You’ve seen the headlines. The U.S. Environmental Protection Agency has begun dragging a few dead bodies around town to show everyone Lead RRP is being enforced. For some, these fines are their reward for acting properly while their competitors do not. Others wait to see fines taking place before they decide to comply. Many see these fines as yet another way to complain about EPA.
RRP has incited our frustration with our economy and become the undisputed champion of why we lose work. Do you really believe that losing work to unlicensed, unregulated and illegal workforces began when RRP was established? You probably are saying, “As long as I lose the job to someone legitimate, I wouldn’t mind.” I never enjoyed losing a job to anyone regardless of why.
believe you should see RRP fines as a way to increase sales and convince homeowners why they need you on their renovation project.
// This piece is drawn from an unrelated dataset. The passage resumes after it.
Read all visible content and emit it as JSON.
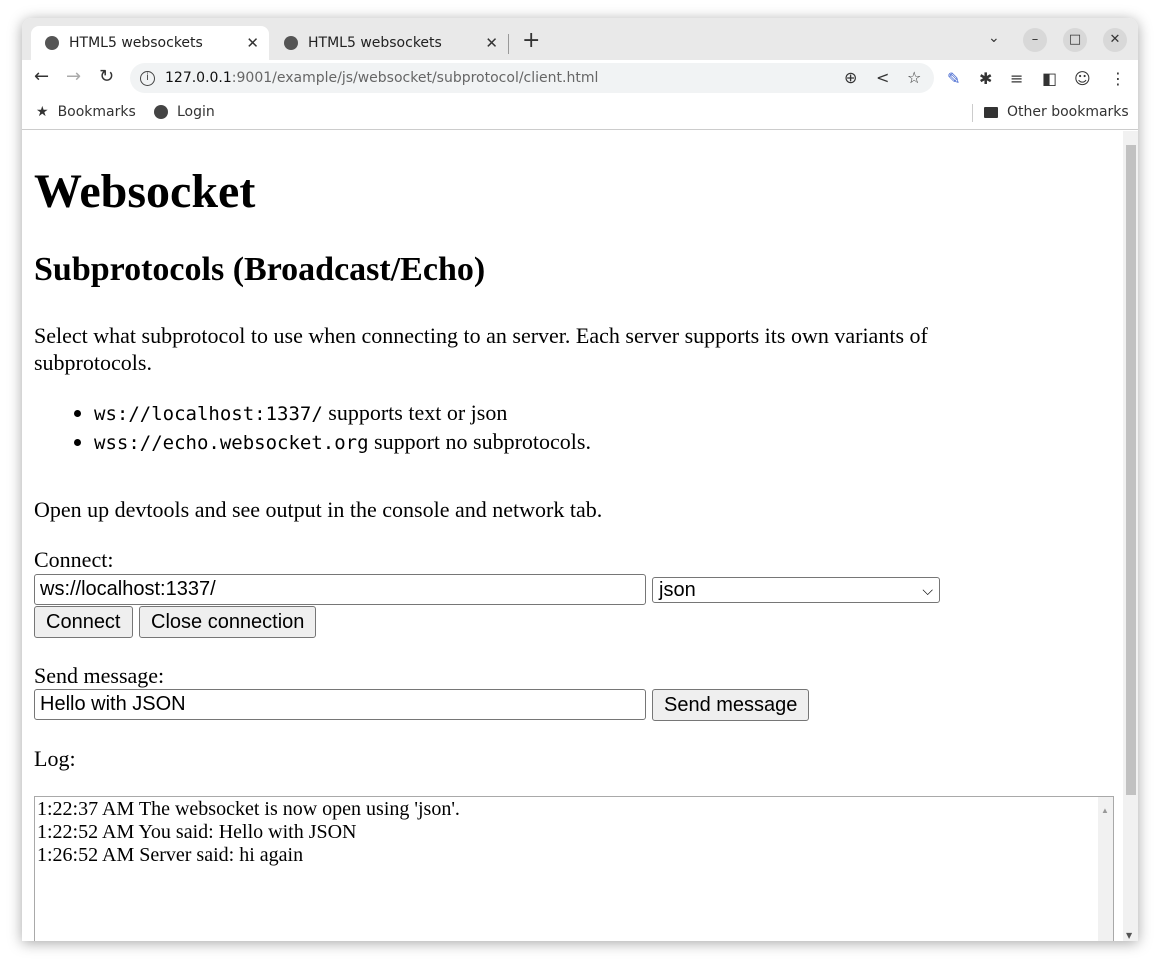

You also should see these penalties as a way to accomplish what the rule is attempting: prevent people living and working in homes with lead-based paint from getting poisoned.
During a recent class I taught for EPA certification in lead-safe work practices, I met Steve who was full of all the typical grumblings I wish I had a nickel for every time I hear. I watched his frustrations grow as he became overwhelmed with all the issues RRP forces you to consider. I asked him privately whether he ever thought being a business owner wasn’t for everyone.
As a consumer, when I call you to work on my house I expect to interact with someone who is more than a good painter or carpenter; I want a professional who handles all the responsibilities of business ownership. Consumers assume you have insurance, a license, safe equipment, and that you pay your taxes and bills. If all you provide is your skill, aren’t you as illegitimate as the people you complain about? How much of your frustration has to do with becoming a complete business owner?
Consumers truly do not understand the depth of your knowledge, skill and talent to perform your work. You may passionately explain your work methods and years of experience, yet you do not take the time to share your knowledge of potential poisoning from lead in their home because “they won’t pay for it.” If you weren’t aware of the dangers of this poison, would you pay for it?
I pointed out to Steve and the class that the person who owns the lead home has the problem. You possess the knowledge and specialty training to work on their problem without anyone getting poisoned. You shouldn’t have to pay for a homeowner’s problem with your health. Why would you work on a home without using lead-safe work practices?
few weeks after the class, Steve called me. “I just signed my second lead job in 10 days,” he said. He explained that on one of the jobs he was the most expensive bid but still got the job, which was something he had never experienced.
“What was different?” I asked.
“I finally realized I am worth it,” Steve answered.
His answer was the best paycheck I have gotten in awhile. He made it worth it for me … .